According to Penney many of the drug dealers in the area are from affluent homes.
“People around here would be surprised at who is selling drugs. They also be surprised at who is using drugs on a regular basis,” she says.
According to Penney drug dealers in the area are a dime a dozen, but the drugs they are selling are making them rich.
“An 80 mg Oxy pill will run about $80,” she said. “ They’re making a fortune off people like me who are addicts. And the prime areas for sell- ing the drugs are behind the Trinity Conception Mall, on the parking lot of the United Church and in by the tennis courts, next to the Carbonear Pool. However it’s no trouble to contact a dealer. I had 56 phone numbers on my old cell phone and when I went to transfer my contacts to a new phone only four numbers were for people who were not connected in some manner to drugs. The rest, the other 52 numbers, were for dealers or people who connected to the dealers.”

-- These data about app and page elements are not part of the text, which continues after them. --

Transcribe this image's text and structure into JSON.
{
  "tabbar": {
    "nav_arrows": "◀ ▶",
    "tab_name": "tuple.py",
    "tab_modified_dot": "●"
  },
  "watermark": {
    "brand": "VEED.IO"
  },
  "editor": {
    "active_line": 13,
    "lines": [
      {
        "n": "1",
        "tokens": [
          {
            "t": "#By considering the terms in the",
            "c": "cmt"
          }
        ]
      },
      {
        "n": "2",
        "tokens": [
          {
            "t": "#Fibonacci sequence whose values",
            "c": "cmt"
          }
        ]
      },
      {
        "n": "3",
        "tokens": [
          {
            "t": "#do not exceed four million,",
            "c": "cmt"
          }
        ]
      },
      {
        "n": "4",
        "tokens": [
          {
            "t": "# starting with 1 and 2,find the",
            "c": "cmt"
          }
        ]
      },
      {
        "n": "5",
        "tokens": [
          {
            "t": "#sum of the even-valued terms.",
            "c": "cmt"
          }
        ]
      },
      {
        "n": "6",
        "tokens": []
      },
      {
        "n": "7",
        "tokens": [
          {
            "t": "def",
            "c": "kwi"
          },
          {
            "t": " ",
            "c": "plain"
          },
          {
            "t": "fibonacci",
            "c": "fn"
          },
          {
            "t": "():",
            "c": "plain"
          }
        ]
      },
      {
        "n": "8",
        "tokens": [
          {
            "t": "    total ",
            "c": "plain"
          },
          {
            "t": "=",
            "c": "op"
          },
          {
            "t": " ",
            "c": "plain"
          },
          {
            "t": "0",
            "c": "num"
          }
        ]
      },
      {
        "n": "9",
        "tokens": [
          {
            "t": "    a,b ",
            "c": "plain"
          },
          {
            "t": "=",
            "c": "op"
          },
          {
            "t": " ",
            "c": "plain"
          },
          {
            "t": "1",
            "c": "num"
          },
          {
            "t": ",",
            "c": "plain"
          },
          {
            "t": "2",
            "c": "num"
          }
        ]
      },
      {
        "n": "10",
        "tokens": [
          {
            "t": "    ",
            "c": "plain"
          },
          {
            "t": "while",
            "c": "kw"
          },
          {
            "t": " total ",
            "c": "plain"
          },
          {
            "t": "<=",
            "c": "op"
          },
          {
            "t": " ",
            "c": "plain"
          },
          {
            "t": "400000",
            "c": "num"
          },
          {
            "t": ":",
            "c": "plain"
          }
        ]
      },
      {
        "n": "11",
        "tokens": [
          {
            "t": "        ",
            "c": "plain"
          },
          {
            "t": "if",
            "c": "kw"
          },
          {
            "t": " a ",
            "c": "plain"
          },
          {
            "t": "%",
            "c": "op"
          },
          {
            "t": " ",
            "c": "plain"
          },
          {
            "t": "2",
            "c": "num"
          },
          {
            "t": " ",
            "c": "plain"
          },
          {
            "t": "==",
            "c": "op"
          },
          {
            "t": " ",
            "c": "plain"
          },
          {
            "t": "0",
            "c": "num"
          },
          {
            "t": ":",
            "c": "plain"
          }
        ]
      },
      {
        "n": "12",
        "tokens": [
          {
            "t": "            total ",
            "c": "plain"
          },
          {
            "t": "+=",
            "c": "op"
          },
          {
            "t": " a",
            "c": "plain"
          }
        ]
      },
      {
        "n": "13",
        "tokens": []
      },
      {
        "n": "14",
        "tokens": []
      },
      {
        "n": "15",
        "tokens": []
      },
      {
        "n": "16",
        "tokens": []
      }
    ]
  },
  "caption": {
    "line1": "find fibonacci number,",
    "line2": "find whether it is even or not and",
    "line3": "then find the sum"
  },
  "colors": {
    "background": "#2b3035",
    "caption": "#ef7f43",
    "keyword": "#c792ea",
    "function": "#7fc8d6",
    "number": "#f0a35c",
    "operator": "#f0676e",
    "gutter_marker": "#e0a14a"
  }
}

After she quit taking OxyContin Penney owed her dealers a lot of money, but has since paid them off.
“I sold my computers and gave them that money and paid the rest in dribs and drabs,” she said. “I just didn’t want them hounding me. I wanted a fresh start.”
That fresh start includes starting school at a post-secondary institution this week.
“I am so excited to be starting school, getting a good trade and starting my life over,” says Penney. “I am so grateful for this second chance.”
She says she takes her life and the methadone treatment program day by day.
“I’m stronger now and I know I am done with the oxy forever,” she says while tossing her shiny dark hair over her shoulder.
“However once an addict, always an addict, I really believe that. Nevertheless I’m a whole different person now than I was four months ago. Now I have my conscience back.”
RECOVERING - Penney, a recovering OxyContin addict from Conception Bay North, doesn’t fit the profile of what many believe qualifies as a drug user. The 110-pound articulate young woman was never abused, grew up in a loving family and never did drugs as a teen.
METHADONE TREATMENT - Methadone, known as juice or meth, belongs to the opioid family of drugs and is used to treat dependence on other drugs such as heroin, codeine, morphine and OxyContin. When taken as prescribed methadone is safe, but when bought off the street and taken by someone it is not prescribed for, it can be lethal.